So this is Southern California. Every now and then it hits me that the vast majority of my loved one are thousands of miles away. I think the drugs are doing a pretty good job of making that notion abstract. I’ve been thinking about kicking the headpill haze for a while. Seems like the buffer provided by SSRIs are more of an oilstreak across the glasses of my emotions. Feigned ignorance may be bliss, but if one can’t even appreciate bliss, what’s the good in it? Garden State. Yes. I’ve been way too happy with white walls.

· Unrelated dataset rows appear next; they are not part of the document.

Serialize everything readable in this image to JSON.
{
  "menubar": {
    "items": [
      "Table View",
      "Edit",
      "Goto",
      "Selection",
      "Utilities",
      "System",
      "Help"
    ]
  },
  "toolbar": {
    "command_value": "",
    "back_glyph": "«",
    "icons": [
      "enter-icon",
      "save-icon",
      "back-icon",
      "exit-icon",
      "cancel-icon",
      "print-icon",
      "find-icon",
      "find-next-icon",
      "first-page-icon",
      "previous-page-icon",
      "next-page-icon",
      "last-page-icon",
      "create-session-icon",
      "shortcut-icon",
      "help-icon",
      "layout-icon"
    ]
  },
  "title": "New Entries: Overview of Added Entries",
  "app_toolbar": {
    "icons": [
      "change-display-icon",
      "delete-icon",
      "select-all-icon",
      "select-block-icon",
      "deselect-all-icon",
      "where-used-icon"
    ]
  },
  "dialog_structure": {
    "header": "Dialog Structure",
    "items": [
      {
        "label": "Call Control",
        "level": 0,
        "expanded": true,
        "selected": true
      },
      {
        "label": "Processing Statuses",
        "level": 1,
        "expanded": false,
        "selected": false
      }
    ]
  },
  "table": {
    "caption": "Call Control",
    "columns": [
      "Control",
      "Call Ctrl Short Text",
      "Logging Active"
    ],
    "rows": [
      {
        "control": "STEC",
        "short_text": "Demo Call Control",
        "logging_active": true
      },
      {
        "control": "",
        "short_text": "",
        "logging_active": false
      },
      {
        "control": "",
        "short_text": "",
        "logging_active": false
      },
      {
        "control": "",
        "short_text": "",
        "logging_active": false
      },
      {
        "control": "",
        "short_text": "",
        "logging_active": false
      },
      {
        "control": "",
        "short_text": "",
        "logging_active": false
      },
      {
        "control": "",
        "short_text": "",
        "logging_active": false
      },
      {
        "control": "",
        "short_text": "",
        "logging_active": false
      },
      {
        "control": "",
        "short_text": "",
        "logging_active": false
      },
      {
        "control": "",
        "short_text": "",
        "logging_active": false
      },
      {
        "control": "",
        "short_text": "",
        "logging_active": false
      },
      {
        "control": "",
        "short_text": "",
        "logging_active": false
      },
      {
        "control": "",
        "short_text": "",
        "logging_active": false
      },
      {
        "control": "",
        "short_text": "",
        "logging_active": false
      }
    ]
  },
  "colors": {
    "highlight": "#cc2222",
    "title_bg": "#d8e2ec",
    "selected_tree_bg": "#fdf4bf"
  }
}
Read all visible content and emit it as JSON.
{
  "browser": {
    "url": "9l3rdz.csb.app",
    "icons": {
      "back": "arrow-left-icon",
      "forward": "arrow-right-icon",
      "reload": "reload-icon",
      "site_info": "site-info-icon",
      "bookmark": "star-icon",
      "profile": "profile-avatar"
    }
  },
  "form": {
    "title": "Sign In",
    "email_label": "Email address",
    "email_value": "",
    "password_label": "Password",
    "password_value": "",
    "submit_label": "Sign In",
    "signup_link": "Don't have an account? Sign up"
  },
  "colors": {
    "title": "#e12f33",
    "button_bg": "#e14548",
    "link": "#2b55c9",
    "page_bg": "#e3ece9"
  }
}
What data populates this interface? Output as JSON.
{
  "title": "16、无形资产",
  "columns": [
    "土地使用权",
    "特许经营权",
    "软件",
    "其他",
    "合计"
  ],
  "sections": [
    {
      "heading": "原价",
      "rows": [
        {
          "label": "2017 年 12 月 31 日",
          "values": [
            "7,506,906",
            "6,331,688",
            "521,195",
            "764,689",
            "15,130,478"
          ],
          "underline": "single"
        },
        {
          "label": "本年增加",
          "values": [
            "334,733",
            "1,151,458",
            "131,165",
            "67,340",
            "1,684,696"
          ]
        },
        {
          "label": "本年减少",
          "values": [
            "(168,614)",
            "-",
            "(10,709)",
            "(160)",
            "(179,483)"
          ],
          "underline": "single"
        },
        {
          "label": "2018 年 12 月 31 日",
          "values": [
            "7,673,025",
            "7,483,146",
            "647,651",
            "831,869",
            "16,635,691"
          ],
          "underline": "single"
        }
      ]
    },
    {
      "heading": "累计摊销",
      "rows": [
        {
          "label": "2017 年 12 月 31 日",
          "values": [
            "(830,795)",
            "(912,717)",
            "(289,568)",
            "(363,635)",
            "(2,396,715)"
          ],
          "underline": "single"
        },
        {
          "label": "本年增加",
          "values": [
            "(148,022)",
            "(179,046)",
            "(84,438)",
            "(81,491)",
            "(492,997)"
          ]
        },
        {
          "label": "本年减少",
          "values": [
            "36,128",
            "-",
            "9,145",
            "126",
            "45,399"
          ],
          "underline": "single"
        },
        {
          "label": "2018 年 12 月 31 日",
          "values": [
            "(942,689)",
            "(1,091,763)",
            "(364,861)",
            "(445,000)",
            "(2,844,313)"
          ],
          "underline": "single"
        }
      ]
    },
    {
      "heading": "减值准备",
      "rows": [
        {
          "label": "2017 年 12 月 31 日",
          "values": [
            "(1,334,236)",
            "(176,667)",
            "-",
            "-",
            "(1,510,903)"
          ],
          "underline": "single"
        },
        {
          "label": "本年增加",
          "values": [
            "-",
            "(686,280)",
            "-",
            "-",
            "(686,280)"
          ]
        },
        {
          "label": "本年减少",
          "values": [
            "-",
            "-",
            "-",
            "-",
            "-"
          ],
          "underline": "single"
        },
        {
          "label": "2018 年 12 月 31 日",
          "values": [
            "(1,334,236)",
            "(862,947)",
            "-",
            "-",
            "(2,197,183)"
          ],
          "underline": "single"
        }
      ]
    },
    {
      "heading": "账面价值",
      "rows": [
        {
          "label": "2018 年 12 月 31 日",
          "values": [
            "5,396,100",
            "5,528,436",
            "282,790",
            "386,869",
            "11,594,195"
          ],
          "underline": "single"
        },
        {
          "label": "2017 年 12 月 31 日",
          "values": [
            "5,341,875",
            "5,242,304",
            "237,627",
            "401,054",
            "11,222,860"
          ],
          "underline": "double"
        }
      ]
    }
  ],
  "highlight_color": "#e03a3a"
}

The crudely animated space lobster on the TV makes far more sense to me than Fareed Zakariah. Is that wrong? I’m in my early thirties and married and all that. Shouldn’t I be concerned with worldly goings-on? Nah. I’ll leave the politics to my non-citizen husband. There’s an alcoholic robot to appease me.

So yeah, nothing profound today. Just reminding myself what it’s like to write. I’m sure the inanities of life will inspire me soon enough. Until then, it’s your resident whackaloon, signing off.

And now for something completely different.

22 10 2008

Well, not really.  It’s completely related to all that shite I wrote last month, but I’m not ready to tackle it yet.  Or better yet, I don’t know if I’m allowed to discuss it publicly yet.

Yes, that was complete, unadulterated snark.  Deal with it.  😆

This post is a devotion to all the things I love about my Mocha Man, because I never, ever want to take him for granted.

I love his laugh, and the way his eyes twinkle.

I love his skin: the color, the softness, the warmth.

I love his twisted sense of humor.

I love his sense of adventure.

I love that he’ll eat ABSOLUTELY ANYTHING.  Especially absolutely anything that I cook.

I love that he cherishes the value of a good crap.

I love that he bought an orange couch.

I love that he adores red wine, the spicy, tannic, dry as sand kind.

I love that he trusts me completely.

I love that he loves my cats.

I love the way he lights up when I enter a room.

I love way he GETS me.

I love the way he smells.

I love the fullness of his lips.

I love his Sunday afternoon stubble.

I love the way he sees beauty in absolutely anything at all.

I love that he can express his love for me so openly.

I love his fearlessness.

I love his sense of integrity, and his insistence upon truth.

I love his sense of style.

I love his strength.

I love that he finds me beautiful no matter how fucked up my hair is when I wake up.

I love his goodness, and his respectfulness.

I love him, everything about him.

I am a very lucky woman.